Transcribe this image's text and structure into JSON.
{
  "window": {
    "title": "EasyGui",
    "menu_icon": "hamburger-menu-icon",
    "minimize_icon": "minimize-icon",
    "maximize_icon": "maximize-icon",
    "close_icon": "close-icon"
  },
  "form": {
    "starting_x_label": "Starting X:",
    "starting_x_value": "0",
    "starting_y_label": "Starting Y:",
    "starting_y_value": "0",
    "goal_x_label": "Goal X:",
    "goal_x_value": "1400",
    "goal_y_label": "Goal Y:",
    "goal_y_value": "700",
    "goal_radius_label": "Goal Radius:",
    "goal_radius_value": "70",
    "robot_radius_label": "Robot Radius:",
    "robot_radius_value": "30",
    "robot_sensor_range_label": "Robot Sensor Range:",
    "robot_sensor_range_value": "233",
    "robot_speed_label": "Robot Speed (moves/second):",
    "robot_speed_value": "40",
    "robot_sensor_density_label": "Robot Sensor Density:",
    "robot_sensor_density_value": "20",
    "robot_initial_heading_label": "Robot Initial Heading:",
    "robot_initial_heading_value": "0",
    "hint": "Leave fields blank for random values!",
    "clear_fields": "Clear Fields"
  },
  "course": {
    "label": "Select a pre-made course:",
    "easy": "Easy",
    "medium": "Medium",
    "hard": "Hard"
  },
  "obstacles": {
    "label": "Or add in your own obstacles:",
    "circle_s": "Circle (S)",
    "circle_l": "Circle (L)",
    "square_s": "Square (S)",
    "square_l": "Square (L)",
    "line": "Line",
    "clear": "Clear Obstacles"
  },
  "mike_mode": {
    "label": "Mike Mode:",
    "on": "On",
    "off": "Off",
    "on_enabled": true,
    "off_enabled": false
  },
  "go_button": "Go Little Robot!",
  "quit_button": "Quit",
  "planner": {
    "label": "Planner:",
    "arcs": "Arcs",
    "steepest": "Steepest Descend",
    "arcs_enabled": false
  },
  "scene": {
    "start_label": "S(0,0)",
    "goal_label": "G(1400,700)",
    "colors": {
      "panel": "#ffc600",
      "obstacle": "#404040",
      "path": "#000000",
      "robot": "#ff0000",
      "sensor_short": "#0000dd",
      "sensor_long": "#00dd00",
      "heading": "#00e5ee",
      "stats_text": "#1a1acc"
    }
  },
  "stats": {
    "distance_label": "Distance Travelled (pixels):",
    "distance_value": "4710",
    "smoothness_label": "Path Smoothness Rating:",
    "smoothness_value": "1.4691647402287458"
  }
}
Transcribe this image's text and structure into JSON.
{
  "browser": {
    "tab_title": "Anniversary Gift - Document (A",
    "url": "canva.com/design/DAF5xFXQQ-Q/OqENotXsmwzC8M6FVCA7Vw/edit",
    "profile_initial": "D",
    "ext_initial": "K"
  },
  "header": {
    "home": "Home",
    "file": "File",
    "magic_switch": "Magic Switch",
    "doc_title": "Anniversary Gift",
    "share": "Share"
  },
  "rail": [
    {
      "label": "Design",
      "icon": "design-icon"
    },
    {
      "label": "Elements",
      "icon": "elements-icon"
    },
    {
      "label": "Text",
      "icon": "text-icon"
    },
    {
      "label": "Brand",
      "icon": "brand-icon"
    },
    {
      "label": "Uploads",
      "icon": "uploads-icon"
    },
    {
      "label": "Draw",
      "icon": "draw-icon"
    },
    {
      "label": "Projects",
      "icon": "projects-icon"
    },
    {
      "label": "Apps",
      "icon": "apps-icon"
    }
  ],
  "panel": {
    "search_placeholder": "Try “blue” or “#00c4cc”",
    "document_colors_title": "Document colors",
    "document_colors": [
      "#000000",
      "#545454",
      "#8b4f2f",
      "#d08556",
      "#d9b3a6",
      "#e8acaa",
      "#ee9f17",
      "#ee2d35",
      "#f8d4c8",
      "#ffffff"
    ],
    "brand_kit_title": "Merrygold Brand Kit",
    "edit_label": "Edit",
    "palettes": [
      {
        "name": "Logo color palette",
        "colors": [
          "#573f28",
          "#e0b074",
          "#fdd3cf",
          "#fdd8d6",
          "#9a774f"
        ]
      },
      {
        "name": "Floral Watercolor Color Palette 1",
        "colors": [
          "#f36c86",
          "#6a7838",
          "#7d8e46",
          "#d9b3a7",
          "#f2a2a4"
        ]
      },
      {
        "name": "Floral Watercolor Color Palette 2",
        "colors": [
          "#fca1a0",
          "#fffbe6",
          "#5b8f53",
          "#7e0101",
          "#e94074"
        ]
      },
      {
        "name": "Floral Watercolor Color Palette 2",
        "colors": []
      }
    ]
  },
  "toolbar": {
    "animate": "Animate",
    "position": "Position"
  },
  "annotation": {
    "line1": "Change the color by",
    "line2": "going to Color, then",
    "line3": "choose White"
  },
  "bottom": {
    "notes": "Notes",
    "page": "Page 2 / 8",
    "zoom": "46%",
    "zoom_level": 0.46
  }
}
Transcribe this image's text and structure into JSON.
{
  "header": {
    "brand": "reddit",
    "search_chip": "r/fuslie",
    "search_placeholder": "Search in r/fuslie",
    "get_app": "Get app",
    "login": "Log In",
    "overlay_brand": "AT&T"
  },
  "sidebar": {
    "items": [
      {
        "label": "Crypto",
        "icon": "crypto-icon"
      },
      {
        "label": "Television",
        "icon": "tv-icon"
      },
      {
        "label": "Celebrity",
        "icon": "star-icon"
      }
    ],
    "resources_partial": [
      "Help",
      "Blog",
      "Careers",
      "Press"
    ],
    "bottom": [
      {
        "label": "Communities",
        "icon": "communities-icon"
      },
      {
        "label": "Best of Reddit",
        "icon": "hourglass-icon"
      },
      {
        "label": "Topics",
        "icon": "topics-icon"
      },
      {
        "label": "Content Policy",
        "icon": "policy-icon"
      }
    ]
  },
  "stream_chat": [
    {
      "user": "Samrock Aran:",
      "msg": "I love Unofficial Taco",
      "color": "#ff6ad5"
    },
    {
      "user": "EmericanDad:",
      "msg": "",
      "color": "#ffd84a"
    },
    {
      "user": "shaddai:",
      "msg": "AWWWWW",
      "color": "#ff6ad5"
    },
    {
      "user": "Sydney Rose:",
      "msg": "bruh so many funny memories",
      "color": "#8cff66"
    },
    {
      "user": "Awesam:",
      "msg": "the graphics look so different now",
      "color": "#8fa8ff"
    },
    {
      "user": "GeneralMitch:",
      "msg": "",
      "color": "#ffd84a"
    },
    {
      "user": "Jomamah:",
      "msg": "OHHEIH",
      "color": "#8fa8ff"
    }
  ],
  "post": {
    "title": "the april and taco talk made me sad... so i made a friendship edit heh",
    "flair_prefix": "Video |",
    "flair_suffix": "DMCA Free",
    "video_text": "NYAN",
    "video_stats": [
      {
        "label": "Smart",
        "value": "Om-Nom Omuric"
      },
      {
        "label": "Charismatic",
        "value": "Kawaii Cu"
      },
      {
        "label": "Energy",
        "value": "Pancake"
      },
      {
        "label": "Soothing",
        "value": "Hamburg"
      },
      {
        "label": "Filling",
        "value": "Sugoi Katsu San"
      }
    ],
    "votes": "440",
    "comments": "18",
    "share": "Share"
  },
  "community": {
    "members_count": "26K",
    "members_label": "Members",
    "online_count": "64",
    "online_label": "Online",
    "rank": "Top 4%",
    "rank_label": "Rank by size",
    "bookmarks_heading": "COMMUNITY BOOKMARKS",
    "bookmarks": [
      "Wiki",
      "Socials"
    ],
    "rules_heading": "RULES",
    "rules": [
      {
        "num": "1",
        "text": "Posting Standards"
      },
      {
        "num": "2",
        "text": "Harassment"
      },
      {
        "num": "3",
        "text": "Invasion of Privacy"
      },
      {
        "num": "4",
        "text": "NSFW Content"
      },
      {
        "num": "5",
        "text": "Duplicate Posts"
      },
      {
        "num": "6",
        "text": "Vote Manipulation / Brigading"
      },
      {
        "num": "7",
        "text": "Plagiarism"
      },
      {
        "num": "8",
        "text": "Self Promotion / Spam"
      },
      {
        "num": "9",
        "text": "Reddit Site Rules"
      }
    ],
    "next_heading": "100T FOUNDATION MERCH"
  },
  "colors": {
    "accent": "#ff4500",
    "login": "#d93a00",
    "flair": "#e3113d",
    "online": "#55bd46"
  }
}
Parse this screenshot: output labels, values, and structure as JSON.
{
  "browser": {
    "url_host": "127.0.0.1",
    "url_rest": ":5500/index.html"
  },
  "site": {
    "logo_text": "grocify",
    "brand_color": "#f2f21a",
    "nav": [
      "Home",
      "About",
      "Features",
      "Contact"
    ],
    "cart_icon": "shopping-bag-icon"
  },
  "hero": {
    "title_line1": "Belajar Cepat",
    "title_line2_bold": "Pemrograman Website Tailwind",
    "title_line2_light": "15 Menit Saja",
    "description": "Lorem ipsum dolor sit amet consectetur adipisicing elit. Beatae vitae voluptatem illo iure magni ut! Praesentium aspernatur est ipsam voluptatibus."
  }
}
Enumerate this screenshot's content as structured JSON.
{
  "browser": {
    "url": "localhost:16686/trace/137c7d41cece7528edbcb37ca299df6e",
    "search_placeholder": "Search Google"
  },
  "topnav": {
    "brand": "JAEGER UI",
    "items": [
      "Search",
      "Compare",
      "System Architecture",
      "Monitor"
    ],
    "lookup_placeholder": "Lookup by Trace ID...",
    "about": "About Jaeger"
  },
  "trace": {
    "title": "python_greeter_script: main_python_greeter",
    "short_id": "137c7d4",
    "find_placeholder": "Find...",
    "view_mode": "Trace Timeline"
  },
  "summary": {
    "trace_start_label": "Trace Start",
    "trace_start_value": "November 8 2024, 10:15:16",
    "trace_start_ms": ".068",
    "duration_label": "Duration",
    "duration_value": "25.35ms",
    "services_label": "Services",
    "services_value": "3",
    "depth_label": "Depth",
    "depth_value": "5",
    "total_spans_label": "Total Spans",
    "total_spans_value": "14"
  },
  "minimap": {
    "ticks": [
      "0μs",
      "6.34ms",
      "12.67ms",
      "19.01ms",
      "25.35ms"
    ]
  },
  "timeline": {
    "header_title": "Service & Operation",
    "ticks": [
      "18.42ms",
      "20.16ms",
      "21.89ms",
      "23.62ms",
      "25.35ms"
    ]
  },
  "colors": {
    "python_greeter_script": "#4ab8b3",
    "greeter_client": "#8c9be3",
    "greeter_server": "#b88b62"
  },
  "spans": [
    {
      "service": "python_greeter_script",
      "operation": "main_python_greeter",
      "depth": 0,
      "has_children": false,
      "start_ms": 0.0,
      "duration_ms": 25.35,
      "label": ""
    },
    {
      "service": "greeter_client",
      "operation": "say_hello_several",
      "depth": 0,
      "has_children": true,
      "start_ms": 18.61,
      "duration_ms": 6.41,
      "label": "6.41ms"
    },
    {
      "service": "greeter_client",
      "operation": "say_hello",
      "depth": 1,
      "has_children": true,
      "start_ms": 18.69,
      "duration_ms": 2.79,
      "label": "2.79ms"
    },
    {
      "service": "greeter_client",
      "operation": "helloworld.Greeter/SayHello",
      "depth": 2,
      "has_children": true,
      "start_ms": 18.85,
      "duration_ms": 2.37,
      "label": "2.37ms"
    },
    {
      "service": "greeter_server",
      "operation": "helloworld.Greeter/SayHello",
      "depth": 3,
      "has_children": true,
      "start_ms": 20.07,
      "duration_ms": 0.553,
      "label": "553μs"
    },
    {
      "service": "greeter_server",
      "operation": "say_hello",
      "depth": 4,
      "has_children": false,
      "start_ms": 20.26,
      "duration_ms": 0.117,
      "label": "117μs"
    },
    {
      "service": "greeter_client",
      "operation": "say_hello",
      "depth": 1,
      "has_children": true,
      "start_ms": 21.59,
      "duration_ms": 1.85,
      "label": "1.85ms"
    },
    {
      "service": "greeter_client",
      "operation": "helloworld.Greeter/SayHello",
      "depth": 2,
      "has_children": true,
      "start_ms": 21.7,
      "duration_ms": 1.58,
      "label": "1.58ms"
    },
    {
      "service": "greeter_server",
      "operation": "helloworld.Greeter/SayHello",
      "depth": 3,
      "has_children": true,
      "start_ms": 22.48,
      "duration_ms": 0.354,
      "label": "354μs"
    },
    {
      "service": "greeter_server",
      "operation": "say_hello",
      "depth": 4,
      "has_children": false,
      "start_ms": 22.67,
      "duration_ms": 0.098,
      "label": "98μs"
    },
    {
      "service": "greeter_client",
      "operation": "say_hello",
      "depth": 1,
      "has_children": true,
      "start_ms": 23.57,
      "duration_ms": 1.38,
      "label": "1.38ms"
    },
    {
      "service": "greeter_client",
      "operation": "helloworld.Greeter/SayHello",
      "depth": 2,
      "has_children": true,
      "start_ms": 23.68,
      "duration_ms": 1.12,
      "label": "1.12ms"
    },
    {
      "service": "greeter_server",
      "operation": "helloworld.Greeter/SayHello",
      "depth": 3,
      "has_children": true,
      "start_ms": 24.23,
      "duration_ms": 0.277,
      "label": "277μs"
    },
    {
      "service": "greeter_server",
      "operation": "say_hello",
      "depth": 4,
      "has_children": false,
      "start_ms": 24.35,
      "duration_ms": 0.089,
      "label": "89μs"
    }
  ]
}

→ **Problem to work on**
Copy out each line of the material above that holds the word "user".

→ **Output of the task**
      "user": "Samrock Aran:",
      "user": "EmericanDad:",
      "user": "shaddai:",
      "user": "Sydney Rose:",
      "user": "Awesam:",
      "user": "GeneralMitch:",
      "user": "Jomamah:",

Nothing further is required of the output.